Playwright Jeffrey Hatcher adapted Richard Brinsley Sheridan’s 18th-century play “The Critic,” turning it into a taut one-act. Then after intermission, “The Real Inspector Hound” takes the stage. Tom Stoppard’s 1968 one-act depends largely on the repartee of two critics watching a whodunit.

The Guthrie produced the show in collaboration with Shakespeare Theatre Company from Washington, D.C., where it played last month.

Hatcher took time to bat a few tongue-in-cheek e-mails back and forth about critics and playwrights and Sheridan’s play.


Q: You must learn a great deal from the insights of critics, yes?

A: Very much so, although what I learn is hard to apply to a show that’s already opened or, in some cases, has to close early due to a bad review.


Q: So then we are certain to see a better play next time out?

A: The next one is always better than the current one. If I didn’t believe that, I’d have to start lying to myself.

Q: Are you a writer who has been wounded by the critic’s razor-sharp observations of your work?

A: The razor-sharp ones heal nicely and leave barely a scar. It’s the blunt instruments that do the interior damage.


Q: Are you suggesting the critic’s pen is not always as sharp as we might imagine?

A: As Waldo Lydecker says in “Laura,” “I don’t use a pen. I write with a goose quill dipped in venom.”

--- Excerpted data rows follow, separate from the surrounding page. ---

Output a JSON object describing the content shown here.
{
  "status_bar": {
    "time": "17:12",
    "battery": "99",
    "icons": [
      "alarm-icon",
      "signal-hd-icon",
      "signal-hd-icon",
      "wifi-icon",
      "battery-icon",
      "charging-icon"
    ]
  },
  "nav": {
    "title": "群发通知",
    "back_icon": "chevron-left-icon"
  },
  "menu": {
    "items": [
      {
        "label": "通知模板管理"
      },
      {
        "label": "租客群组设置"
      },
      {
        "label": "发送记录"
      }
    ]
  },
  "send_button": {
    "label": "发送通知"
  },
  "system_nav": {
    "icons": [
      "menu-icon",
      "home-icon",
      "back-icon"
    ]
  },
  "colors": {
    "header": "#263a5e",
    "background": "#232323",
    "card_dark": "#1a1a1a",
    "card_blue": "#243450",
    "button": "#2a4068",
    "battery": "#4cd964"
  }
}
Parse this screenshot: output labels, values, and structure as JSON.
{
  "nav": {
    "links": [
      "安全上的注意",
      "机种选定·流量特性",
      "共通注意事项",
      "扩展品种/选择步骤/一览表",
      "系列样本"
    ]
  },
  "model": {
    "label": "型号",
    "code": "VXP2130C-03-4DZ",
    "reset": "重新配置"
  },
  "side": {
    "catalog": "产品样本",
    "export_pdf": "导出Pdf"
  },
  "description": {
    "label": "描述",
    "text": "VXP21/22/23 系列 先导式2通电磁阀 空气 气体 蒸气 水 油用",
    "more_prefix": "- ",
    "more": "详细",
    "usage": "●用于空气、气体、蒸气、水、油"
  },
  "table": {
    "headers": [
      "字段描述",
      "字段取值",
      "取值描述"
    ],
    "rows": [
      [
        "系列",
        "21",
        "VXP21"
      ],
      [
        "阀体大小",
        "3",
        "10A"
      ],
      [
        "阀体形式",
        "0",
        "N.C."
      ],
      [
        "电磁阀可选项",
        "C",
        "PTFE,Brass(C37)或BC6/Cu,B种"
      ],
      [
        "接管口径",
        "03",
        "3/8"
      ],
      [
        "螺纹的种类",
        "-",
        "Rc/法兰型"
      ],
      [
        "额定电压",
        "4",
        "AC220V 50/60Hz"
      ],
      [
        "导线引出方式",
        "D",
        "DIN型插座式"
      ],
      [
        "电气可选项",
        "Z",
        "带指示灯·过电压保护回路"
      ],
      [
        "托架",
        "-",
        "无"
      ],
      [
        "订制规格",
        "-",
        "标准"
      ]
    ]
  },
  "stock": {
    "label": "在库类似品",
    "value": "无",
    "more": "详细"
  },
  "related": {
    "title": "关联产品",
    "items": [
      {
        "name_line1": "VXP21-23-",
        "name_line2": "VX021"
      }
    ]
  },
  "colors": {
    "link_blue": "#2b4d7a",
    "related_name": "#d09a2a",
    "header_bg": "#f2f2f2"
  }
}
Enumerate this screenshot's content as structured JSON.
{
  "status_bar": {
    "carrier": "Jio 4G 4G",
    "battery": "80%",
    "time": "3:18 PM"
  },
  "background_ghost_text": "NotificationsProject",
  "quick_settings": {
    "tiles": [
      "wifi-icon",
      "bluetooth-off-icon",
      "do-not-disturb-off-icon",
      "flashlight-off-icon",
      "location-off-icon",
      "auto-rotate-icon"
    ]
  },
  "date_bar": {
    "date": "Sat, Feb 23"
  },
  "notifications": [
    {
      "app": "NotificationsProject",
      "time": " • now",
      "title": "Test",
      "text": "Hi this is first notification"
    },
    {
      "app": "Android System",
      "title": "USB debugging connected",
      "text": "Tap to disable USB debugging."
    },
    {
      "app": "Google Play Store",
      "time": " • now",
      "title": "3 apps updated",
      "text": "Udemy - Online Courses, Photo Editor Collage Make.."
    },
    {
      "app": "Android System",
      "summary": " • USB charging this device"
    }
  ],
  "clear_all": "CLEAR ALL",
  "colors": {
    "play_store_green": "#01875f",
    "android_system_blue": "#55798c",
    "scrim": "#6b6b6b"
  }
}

Q: Yes, that reminds me of a line in your adaptation, wherein Mr. Puff declares that anyone with pen and ink and a well of resentment could be a critic. You know we use computers now.

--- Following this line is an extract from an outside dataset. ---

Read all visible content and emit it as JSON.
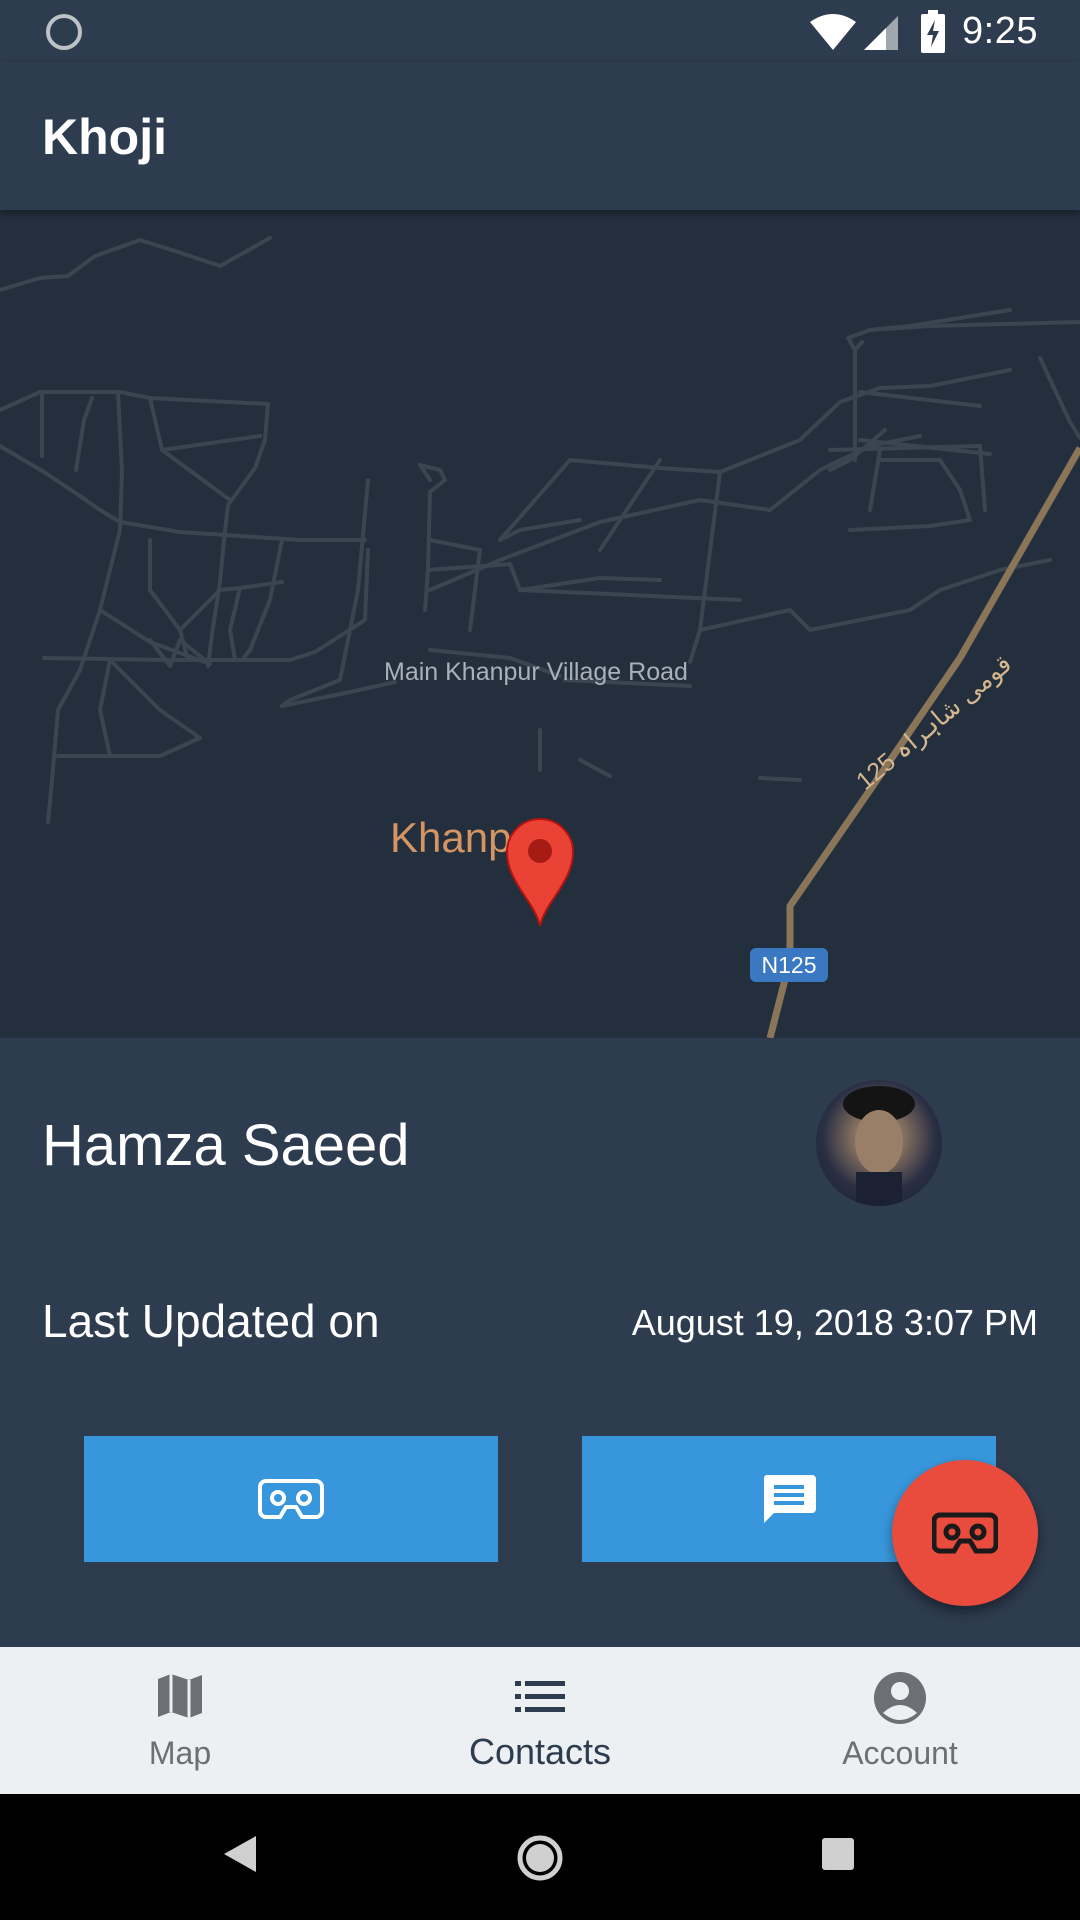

A: That line gets a nice laugh. Even from civilians. It tells you something.


Q: You seem to suggest that the great theatergoing public might share the idea that critics offer nothing but resentment.

A: Heaven forfend. Rather, that the great, good, welcoming and wise theatergoing public is sensitive to the fact that the relationship between playwright and critic is fraught.

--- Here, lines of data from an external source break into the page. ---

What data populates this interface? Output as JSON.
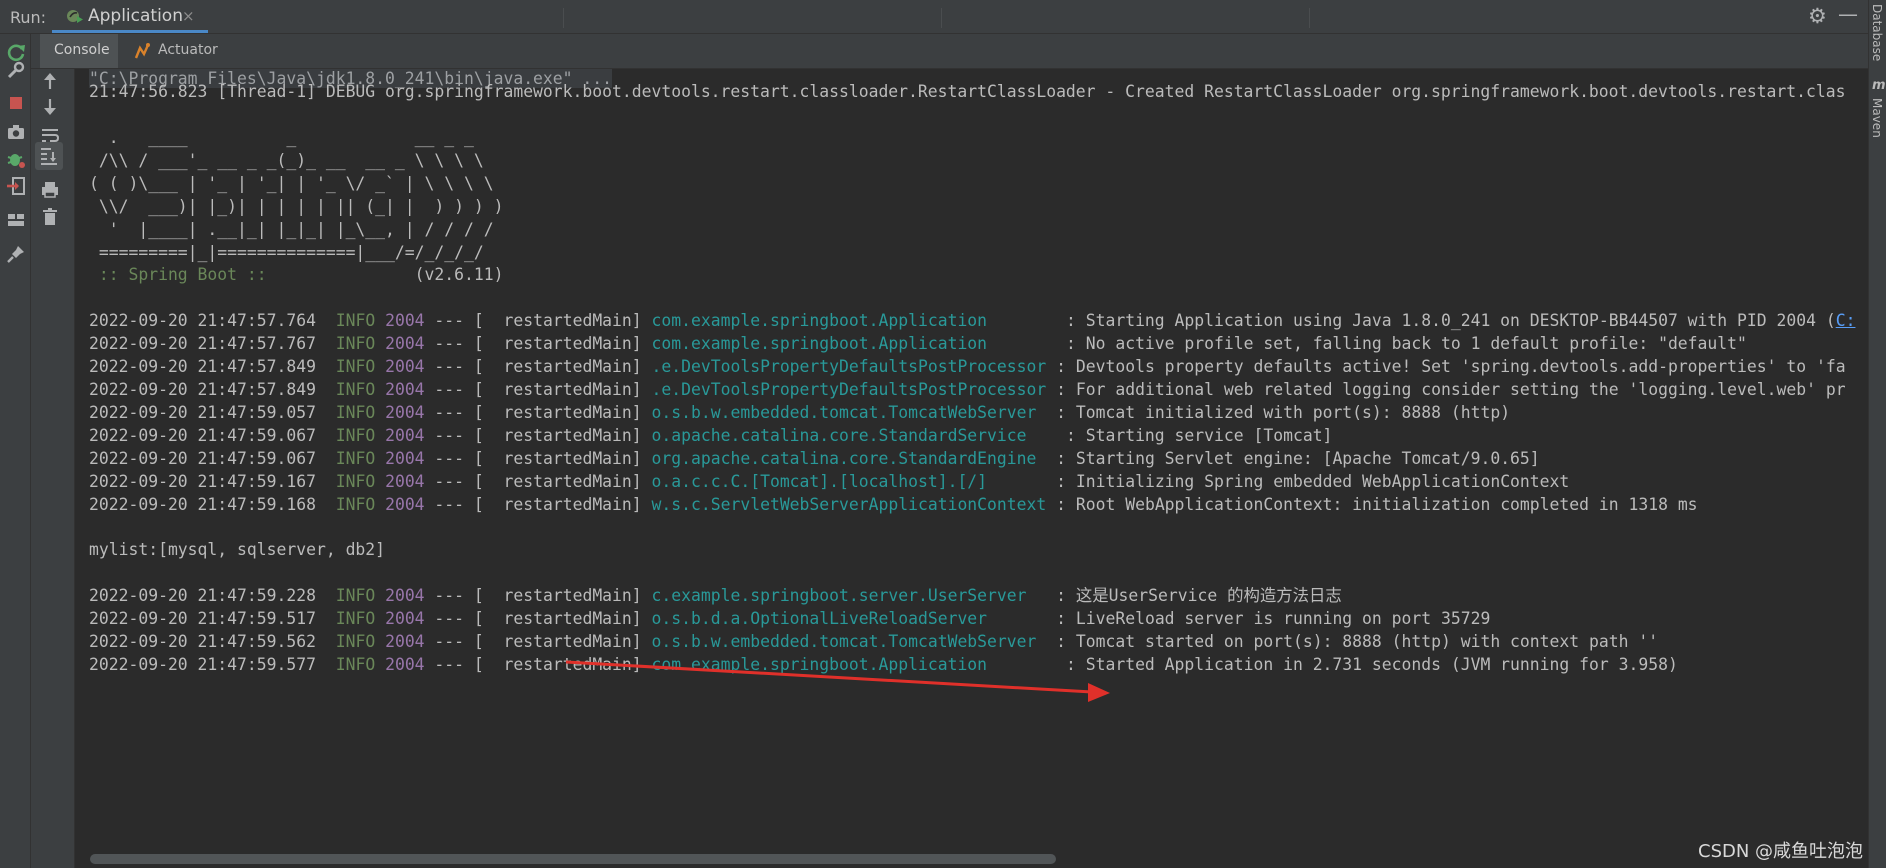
{
  "topbar": {
    "run_label": "Run:",
    "tab_label": "Application",
    "tab_close": "×",
    "gear_icon": "gear-icon",
    "minimize_icon": "minimize-icon"
  },
  "right_strip": {
    "database_label": "Database",
    "maven_label": "Maven"
  },
  "subtabs": {
    "console": "Console",
    "actuator": "Actuator"
  },
  "console": {
    "cmd": "\"C:\\Program Files\\Java\\jdk1.8.0_241\\bin\\java.exe\" ...",
    "debug_line": "21:47:56.823 [Thread-1] DEBUG org.springframework.boot.devtools.restart.classloader.RestartClassLoader - Created RestartClassLoader org.springframework.boot.devtools.restart.clas",
    "banner": [
      "  .   ____          _            __ _ _",
      " /\\\\ / ___'_ __ _ _(_)_ __  __ _ \\ \\ \\ \\",
      "( ( )\\___ | '_ | '_| | '_ \\/ _` | \\ \\ \\ \\",
      " \\\\/  ___)| |_)| | | | | || (_| |  ) ) ) )",
      "  '  |____| .__|_| |_|_| |_\\__, | / / / /",
      " =========|_|==============|___/=/_/_/_/"
    ],
    "spring_label": " :: Spring Boot :: ",
    "spring_version": "              (v2.6.11)",
    "mylist": "mylist:[mysql, sqlserver, db2]",
    "log_block1": [
      {
        "ts": "2022-09-20 21:47:57.764",
        "level": "INFO",
        "pid": "2004",
        "thread": " --- [  restartedMain] ",
        "logger": "com.example.springboot.Application       ",
        "msg": " : Starting Application using Java 1.8.0_241 on DESKTOP-BB44507 with PID 2004 (",
        "link": "C:"
      },
      {
        "ts": "2022-09-20 21:47:57.767",
        "level": "INFO",
        "pid": "2004",
        "thread": " --- [  restartedMain] ",
        "logger": "com.example.springboot.Application       ",
        "msg": " : No active profile set, falling back to 1 default profile: \"default\""
      },
      {
        "ts": "2022-09-20 21:47:57.849",
        "level": "INFO",
        "pid": "2004",
        "thread": " --- [  restartedMain] ",
        "logger": ".e.DevToolsPropertyDefaultsPostProcessor",
        "msg": " : Devtools property defaults active! Set 'spring.devtools.add-properties' to 'fa"
      },
      {
        "ts": "2022-09-20 21:47:57.849",
        "level": "INFO",
        "pid": "2004",
        "thread": " --- [  restartedMain] ",
        "logger": ".e.DevToolsPropertyDefaultsPostProcessor",
        "msg": " : For additional web related logging consider setting the 'logging.level.web' pr"
      },
      {
        "ts": "2022-09-20 21:47:59.057",
        "level": "INFO",
        "pid": "2004",
        "thread": " --- [  restartedMain] ",
        "logger": "o.s.b.w.embedded.tomcat.TomcatWebServer ",
        "msg": " : Tomcat initialized with port(s): 8888 (http)"
      },
      {
        "ts": "2022-09-20 21:47:59.067",
        "level": "INFO",
        "pid": "2004",
        "thread": " --- [  restartedMain] ",
        "logger": "o.apache.catalina.core.StandardService   ",
        "msg": " : Starting service [Tomcat]"
      },
      {
        "ts": "2022-09-20 21:47:59.067",
        "level": "INFO",
        "pid": "2004",
        "thread": " --- [  restartedMain] ",
        "logger": "org.apache.catalina.core.StandardEngine ",
        "msg": " : Starting Servlet engine: [Apache Tomcat/9.0.65]"
      },
      {
        "ts": "2022-09-20 21:47:59.167",
        "level": "INFO",
        "pid": "2004",
        "thread": " --- [  restartedMain] ",
        "logger": "o.a.c.c.C.[Tomcat].[localhost].[/]      ",
        "msg": " : Initializing Spring embedded WebApplicationContext"
      },
      {
        "ts": "2022-09-20 21:47:59.168",
        "level": "INFO",
        "pid": "2004",
        "thread": " --- [  restartedMain] ",
        "logger": "w.s.c.ServletWebServerApplicationContext",
        "msg": " : Root WebApplicationContext: initialization completed in 1318 ms"
      }
    ],
    "log_block2": [
      {
        "ts": "2022-09-20 21:47:59.228",
        "level": "INFO",
        "pid": "2004",
        "thread": " --- [  restartedMain] ",
        "logger": "c.example.springboot.server.UserServer  ",
        "msg": " : 这是UserService 的构造方法日志"
      },
      {
        "ts": "2022-09-20 21:47:59.517",
        "level": "INFO",
        "pid": "2004",
        "thread": " --- [  restartedMain] ",
        "logger": "o.s.b.d.a.OptionalLiveReloadServer      ",
        "msg": " : LiveReload server is running on port 35729"
      },
      {
        "ts": "2022-09-20 21:47:59.562",
        "level": "INFO",
        "pid": "2004",
        "thread": " --- [  restartedMain] ",
        "logger": "o.s.b.w.embedded.tomcat.TomcatWebServer ",
        "msg": " : Tomcat started on port(s): 8888 (http) with context path ''"
      },
      {
        "ts": "2022-09-20 21:47:59.577",
        "level": "INFO",
        "pid": "2004",
        "thread": " --- [  restartedMain] ",
        "logger": "com.example.springboot.Application       ",
        "msg": " : Started Application in 2.731 seconds (JVM running for 3.958)"
      }
    ]
  },
  "watermark": "CSDN @咸鱼吐泡泡",
  "colors": {
    "background": "#2b2b2b",
    "panel": "#3c3f41",
    "info": "#6a8759",
    "pid": "#9876aa",
    "logger": "#299999",
    "arrow": "#e0302a",
    "tab_underline": "#4a88c7"
  }
}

Q: Yes. Say, that Richard Brinsley Sheridan is sure a witty writer, isn’t he?

A: Sheridan was very witty. Better: He was funny. Sometimes “witty” just sits there, waiting for you to notice how pointed, how perfect. In the original, [the critic] Sneer says, “I am quite of your opinion, Mrs. Dangle; the theater in proper hands might certainly be made the school of morality, but now I am sorry to say it, people seem to go there principally for entertainment!” That’s a witty line. It tells a truth, but there’s ambiguity at work because we’re never quite sure which side Sneer is taking.


Q: Who is your favorite character in “The Critic”?

A: Puff. Sneer runs a close second because he gets to say all the really nasty things. But Puff is such a wonderful, buoyant, oblivious blancmange. He’s a rare bird: an innocent with an eye to the main chance. An amateur, an entrepreneurial tyro in a world of wised-up professionals. He may occasionally say something that wounds, but it’s never intentional.

A lot of what he says are like Gielgudies: the unintentionally scathing and funny comments John Gielgud would make to other actors. Gielgud was rehearsing a Peter Brook-directed “Oedipus” involving theater games and psychodrama. When Brook told the cast to each come downstage and say something terrifying, Gielgud announced primly: “We open in 10 days.”


Q: Has writing this adaptation given you a new appreciation for the critic or more appreciation for the chance to lampoon the critic?

A: I know I’m supposed to say something cuttingly witty or self-serving and servile, but it’s fascinating to realize that criticism as we know it has evolved from a place much more like the Wild West. The 18th century was a world of unsigned reviews and anonymous hatchet jobs, closer to social media today. The objective critic is a fairly recent construct. As recently as the 1920s, the chief drama critic for the New York Times was George S. Kaufman — this while he was a practicing and successful Broadway playwright. Ethical? Not very. But I bet he got a kick out of it.